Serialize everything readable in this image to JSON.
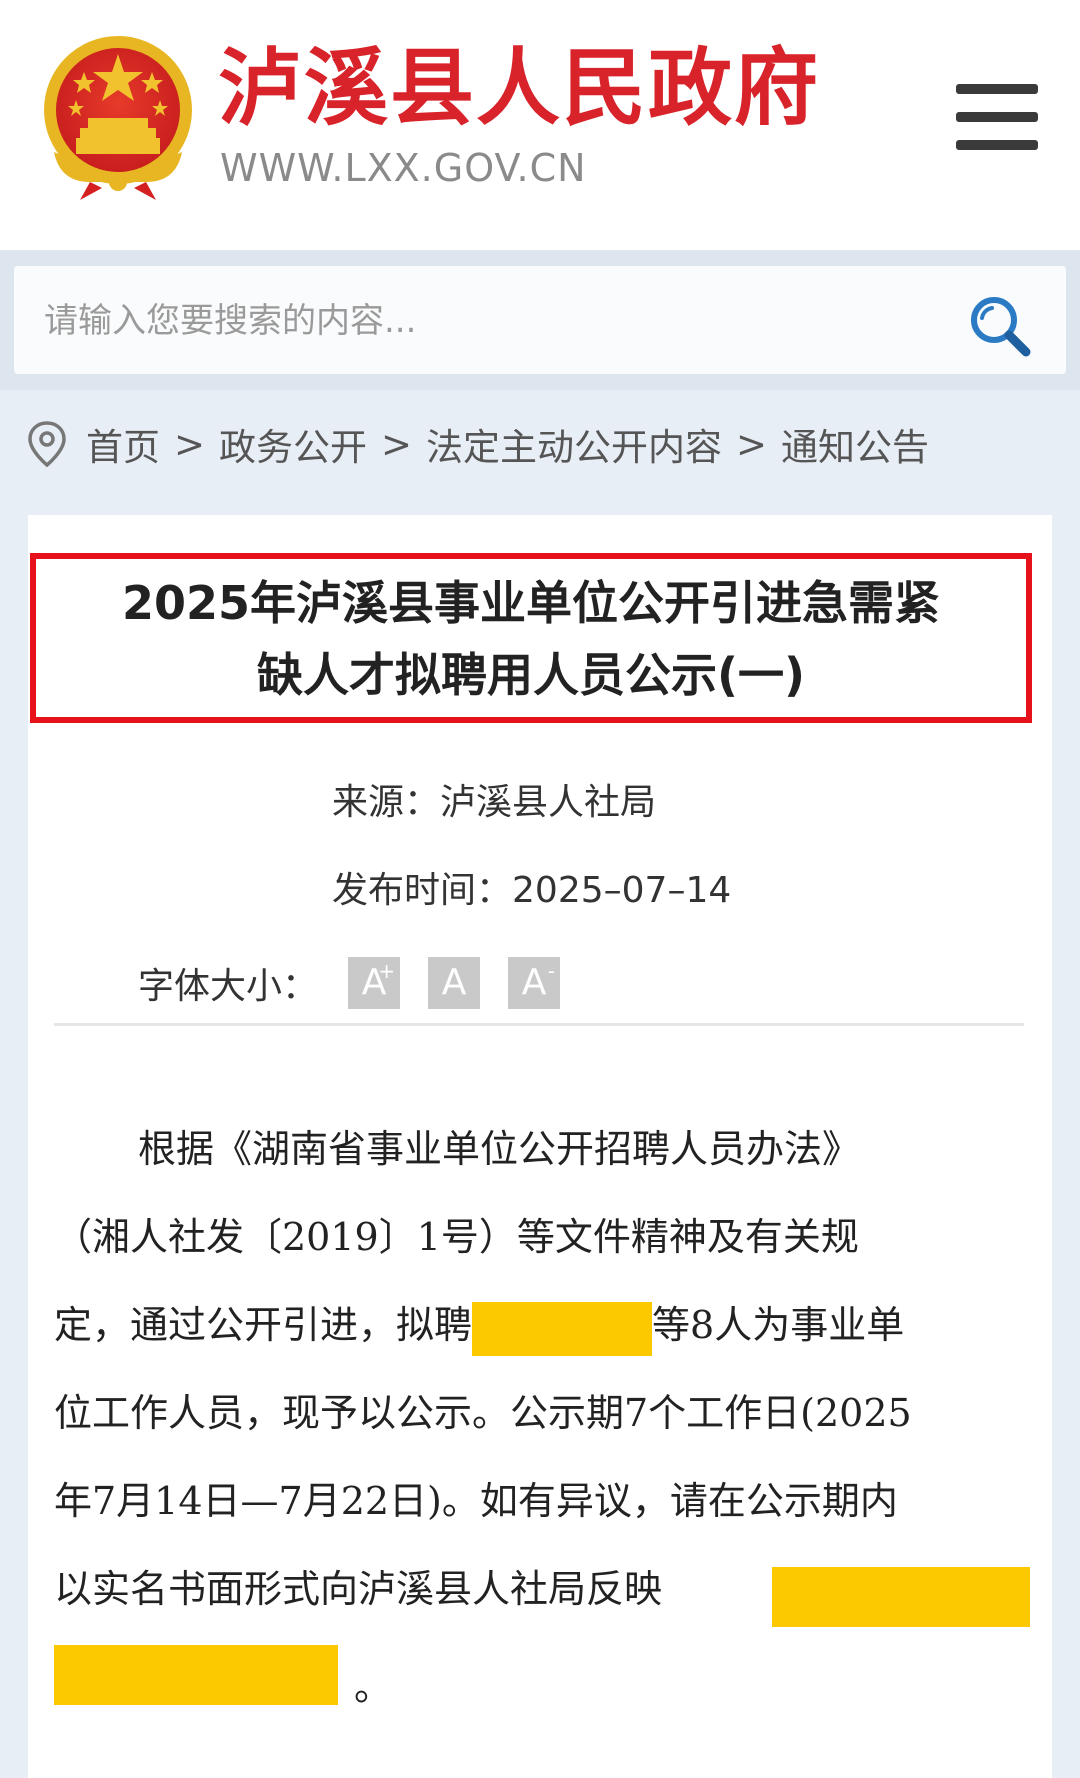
{
  "header": {
    "site_name": "泸溪县人民政府",
    "site_domain": "WWW.LXX.GOV.CN"
  },
  "search": {
    "placeholder": "请输入您要搜索的内容..."
  },
  "breadcrumb": {
    "items": [
      "首页",
      "政务公开",
      "法定主动公开内容",
      "通知公告"
    ],
    "separator": ">"
  },
  "article": {
    "title_lines": [
      "2025年泸溪县事业单位公开引进急需紧",
      "缺人才拟聘用人员公示(一)"
    ],
    "source_label": "来源：",
    "source_value": "泸溪县人社局",
    "date_label": "发布时间：",
    "date_value": "2025–07–14",
    "font_size_label": "字体大小：",
    "font_size_buttons": {
      "increase": "A",
      "increase_mark": "+",
      "normal": "A",
      "decrease": "A",
      "decrease_mark": "-"
    },
    "paragraph_lines": [
      "根据《湖南省事业单位公开招聘人员办法》",
      "（湘人社发〔2019〕1号）等文件精神及有关规",
      "定，通过公开引进，拟聘",
      "等8人为事业单",
      "位工作人员，现予以公示。公示期7个工作日(2025",
      "年7月14日—7月22日)。如有异议，请在公示期内",
      "以实名书面形式向泸溪县人社局反映",
      "。"
    ]
  },
  "colors": {
    "brand_red": "#d8232a",
    "title_border": "#e6111b",
    "redaction": "#fcc800",
    "search_icon": "#2b7bc4"
  },
  "icons": {
    "emblem": "national-emblem",
    "menu": "hamburger-menu-icon",
    "search": "search-icon",
    "location": "location-pin-icon"
  }
}
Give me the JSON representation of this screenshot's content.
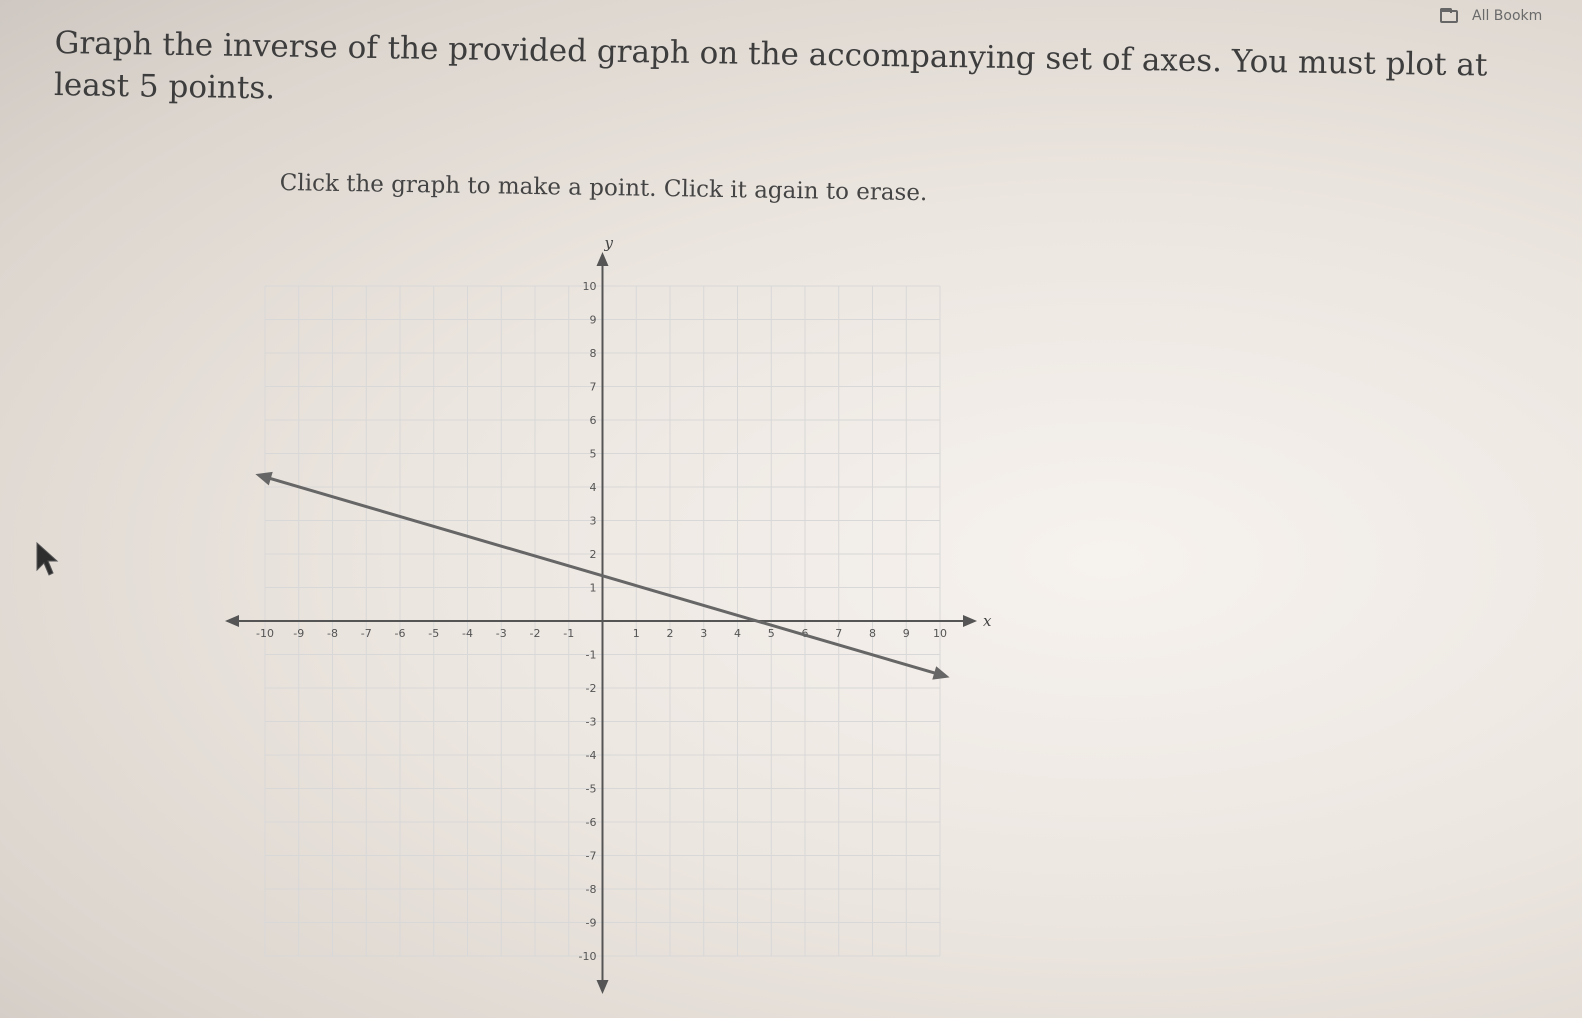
{
  "header": {
    "bookmark_label": "All Bookm"
  },
  "question": {
    "text": "Graph the inverse of the provided graph on the accompanying set of axes. You must plot at least 5 points."
  },
  "instruction": {
    "text": "Click the graph to make a point. Click it again to erase."
  },
  "chart_data": {
    "type": "line",
    "xlabel": "x",
    "ylabel": "y",
    "xlim": [
      -10,
      10
    ],
    "ylim": [
      -10,
      10
    ],
    "x_ticks": [
      "-10",
      "-9",
      "-8",
      "-7",
      "-6",
      "-5",
      "-4",
      "-3",
      "-2",
      "-1",
      "1",
      "2",
      "3",
      "4",
      "5",
      "6",
      "7",
      "8",
      "9",
      "10"
    ],
    "y_ticks": [
      "10",
      "9",
      "8",
      "7",
      "6",
      "5",
      "4",
      "3",
      "2",
      "1",
      "-1",
      "-2",
      "-3",
      "-4",
      "-5",
      "-6",
      "-7",
      "-8",
      "-9",
      "-10"
    ],
    "grid": true,
    "series": [
      {
        "x": [
          -10,
          10
        ],
        "y": [
          4.3,
          -1.6
        ]
      }
    ]
  },
  "colors": {
    "line": "#666666",
    "grid": "#d8d8d8",
    "axis": "#555555"
  },
  "icons": {
    "cursor": "mouse-pointer-icon",
    "folder": "folder-icon"
  }
}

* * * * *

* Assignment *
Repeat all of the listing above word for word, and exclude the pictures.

* Answer to this problem *
Serialize everything readable in this image to JSON.
{
  "header": {
    "site_name": "泸溪县人民政府",
    "site_domain": "WWW.LXX.GOV.CN"
  },
  "search": {
    "placeholder": "请输入您要搜索的内容..."
  },
  "breadcrumb": {
    "items": [
      "首页",
      "政务公开",
      "法定主动公开内容",
      "通知公告"
    ],
    "separator": ">"
  },
  "article": {
    "title_lines": [
      "2025年泸溪县事业单位公开引进急需紧",
      "缺人才拟聘用人员公示(一)"
    ],
    "source_label": "来源：",
    "source_value": "泸溪县人社局",
    "date_label": "发布时间：",
    "date_value": "2025–07–14",
    "font_size_label": "字体大小：",
    "font_size_buttons": {
      "increase": "A",
      "increase_mark": "+",
      "normal": "A",
      "decrease": "A",
      "decrease_mark": "-"
    },
    "paragraph_lines": [
      "根据《湖南省事业单位公开招聘人员办法》",
      "（湘人社发〔2019〕1号）等文件精神及有关规",
      "定，通过公开引进，拟聘",
      "等8人为事业单",
      "位工作人员，现予以公示。公示期7个工作日(2025",
      "年7月14日—7月22日)。如有异议，请在公示期内",
      "以实名书面形式向泸溪县人社局反映",
      "。"
    ]
  },
  "colors": {
    "brand_red": "#d8232a",
    "title_border": "#e6111b",
    "redaction": "#fcc800",
    "search_icon": "#2b7bc4"
  },
  "icons": {
    "emblem": "national-emblem",
    "menu": "hamburger-menu-icon",
    "search": "search-icon",
    "location": "location-pin-icon"
  }
}
Give me the JSON representation of this screenshot's content.
{
  "header": {
    "bookmark_label": "All Bookm"
  },
  "question": {
    "text": "Graph the inverse of the provided graph on the accompanying set of axes. You must plot at least 5 points."
  },
  "instruction": {
    "text": "Click the graph to make a point. Click it again to erase."
  },
  "chart_data": {
    "type": "line",
    "xlabel": "x",
    "ylabel": "y",
    "xlim": [
      -10,
      10
    ],
    "ylim": [
      -10,
      10
    ],
    "x_ticks": [
      "-10",
      "-9",
      "-8",
      "-7",
      "-6",
      "-5",
      "-4",
      "-3",
      "-2",
      "-1",
      "1",
      "2",
      "3",
      "4",
      "5",
      "6",
      "7",
      "8",
      "9",
      "10"
    ],
    "y_ticks": [
      "10",
      "9",
      "8",
      "7",
      "6",
      "5",
      "4",
      "3",
      "2",
      "1",
      "-1",
      "-2",
      "-3",
      "-4",
      "-5",
      "-6",
      "-7",
      "-8",
      "-9",
      "-10"
    ],
    "grid": true,
    "series": [
      {
        "x": [
          -10,
          10
        ],
        "y": [
          4.3,
          -1.6
        ]
      }
    ]
  },
  "colors": {
    "line": "#666666",
    "grid": "#d8d8d8",
    "axis": "#555555"
  },
  "icons": {
    "cursor": "mouse-pointer-icon",
    "folder": "folder-icon"
  }
}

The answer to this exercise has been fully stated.